>>> each sequence determined by a different first two elements.  If you
>>> but you can also start from F(1)=17, F(2)=-4 or any other starting
>>> place you wish.  So we define
>>>
>>> ; fib : nat-num -> nat-num
>>>
>>> (check-expect (fib 1) 1)
>>> (check-expect (fib 2) 1)
>>> (check-expect (fib 3) 2)
>>> (check-expect (fib 4) 3)
>>> (check-expect (fib 5) 5)
>>> (check-expect (fib 6) 8)
>>>
>>> (define (fib n)
>>>   (general-fib 1 1 n))
>>>
>>> ; general-fib : num (prev2) num (prev1) nat-num(n)
>>> ; computes the n-th Fibonacci number in the sequence whose 1st and
>>> 2nd elements are prev2 and prev1
>>>
>>> (check-expect (general-fib 17 -4 1) 17)
>>> (check-expect (general-fib 17 -4 2) -4)
>>> (check-expect (general-fib 17 -4 3) 13)
>>> (check-expect (general-fib 17 -4 4) 9)
>>> (check-expect (general-fib 17 -4 5) 22)
>>>

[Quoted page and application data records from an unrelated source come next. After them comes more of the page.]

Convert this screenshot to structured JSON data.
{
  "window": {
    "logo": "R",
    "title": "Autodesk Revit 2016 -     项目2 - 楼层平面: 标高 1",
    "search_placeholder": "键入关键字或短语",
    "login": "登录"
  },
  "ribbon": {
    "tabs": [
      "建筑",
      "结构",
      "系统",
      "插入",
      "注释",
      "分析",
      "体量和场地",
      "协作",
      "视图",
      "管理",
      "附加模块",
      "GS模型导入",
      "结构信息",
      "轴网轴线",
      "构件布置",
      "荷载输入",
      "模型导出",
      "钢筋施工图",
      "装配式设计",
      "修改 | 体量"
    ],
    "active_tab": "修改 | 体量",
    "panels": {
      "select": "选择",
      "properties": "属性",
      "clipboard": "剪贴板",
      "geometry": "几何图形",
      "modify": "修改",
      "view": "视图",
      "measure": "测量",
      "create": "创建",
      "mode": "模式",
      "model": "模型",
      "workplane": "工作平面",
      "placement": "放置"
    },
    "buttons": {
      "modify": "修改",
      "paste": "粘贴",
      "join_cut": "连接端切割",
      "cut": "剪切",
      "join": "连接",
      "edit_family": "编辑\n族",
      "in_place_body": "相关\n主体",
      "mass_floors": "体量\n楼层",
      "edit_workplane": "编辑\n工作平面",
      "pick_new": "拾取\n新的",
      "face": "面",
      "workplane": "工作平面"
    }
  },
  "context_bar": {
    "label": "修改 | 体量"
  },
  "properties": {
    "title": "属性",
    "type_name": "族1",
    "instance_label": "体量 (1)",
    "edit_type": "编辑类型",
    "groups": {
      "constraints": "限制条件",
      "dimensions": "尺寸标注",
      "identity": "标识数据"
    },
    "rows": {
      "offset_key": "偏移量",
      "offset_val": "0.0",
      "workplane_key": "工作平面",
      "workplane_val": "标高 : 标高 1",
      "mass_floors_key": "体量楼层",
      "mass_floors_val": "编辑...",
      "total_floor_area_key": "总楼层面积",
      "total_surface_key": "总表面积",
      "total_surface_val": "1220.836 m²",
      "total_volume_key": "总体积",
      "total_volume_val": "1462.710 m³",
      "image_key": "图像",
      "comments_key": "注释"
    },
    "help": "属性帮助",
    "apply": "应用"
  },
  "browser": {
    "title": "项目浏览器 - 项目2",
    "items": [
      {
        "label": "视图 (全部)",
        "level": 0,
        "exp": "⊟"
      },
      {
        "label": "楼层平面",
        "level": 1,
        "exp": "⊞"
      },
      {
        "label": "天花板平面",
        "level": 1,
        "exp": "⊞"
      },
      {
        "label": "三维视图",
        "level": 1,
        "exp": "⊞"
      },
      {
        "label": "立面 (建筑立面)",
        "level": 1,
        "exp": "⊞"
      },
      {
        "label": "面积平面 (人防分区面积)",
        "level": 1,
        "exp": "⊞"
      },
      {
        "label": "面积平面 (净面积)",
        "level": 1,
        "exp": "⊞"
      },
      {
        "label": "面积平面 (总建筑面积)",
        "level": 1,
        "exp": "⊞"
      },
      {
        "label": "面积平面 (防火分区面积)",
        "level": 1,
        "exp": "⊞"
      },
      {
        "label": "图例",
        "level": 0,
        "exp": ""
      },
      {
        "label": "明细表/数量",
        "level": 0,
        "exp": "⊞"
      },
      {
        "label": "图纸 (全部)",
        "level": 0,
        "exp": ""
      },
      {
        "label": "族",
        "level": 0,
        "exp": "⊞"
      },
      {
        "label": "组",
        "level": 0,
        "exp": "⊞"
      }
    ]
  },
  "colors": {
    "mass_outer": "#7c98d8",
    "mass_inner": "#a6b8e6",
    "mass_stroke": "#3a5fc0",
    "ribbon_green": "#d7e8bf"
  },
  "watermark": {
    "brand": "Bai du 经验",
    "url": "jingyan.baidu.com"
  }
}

>>> Now, how to define this?  Consider the sequence starting with the
>>> numbers x and y, then chop off the first number.  You still have a
>>> Fibonacci sequence, but now it starts with y and x+y, and the nth
>>> element of the old sequence is the n-1-th element of the new
>>> sequence.  This gives us a natural recursive definition:
>>>
>>> (define (general-fib prev2 prev1 n)
>>>   (cond [(<= n 1) prev2]
>>>         [(= n 2) prev1]
>>>         [else (general-fib prev1 (+ prev2 prev1) (- n 1))]))
>>>
>>> This version turns out to be much more efficient (all times are in
>>> milliseconds):
>>>> (time (fib 10))
>>> cpu time: 3 real time: 4 gc time: 0
>>> 55
>>>> (time (fib 100))
>>> cpu time: 4 real time: 5 gc time: 0
>>> 354224848179261915075
>>>> (time (fib 1000))
>>> cpu time: 34 real time: 49 gc time: 0
>>> 434665576869374564356885276750406258025646605173717804024817290895365554
>>> 179490518904038798400792551692959225930803226347752096896232398733224711
>>> 61642996440906533187938298969649928516003704476137795166849228875
>>>
>>>
>>> Moral of the story: sometimes generalizing the problem makes it
>>> easier to solve.
>>>
>>> Stephen Bloch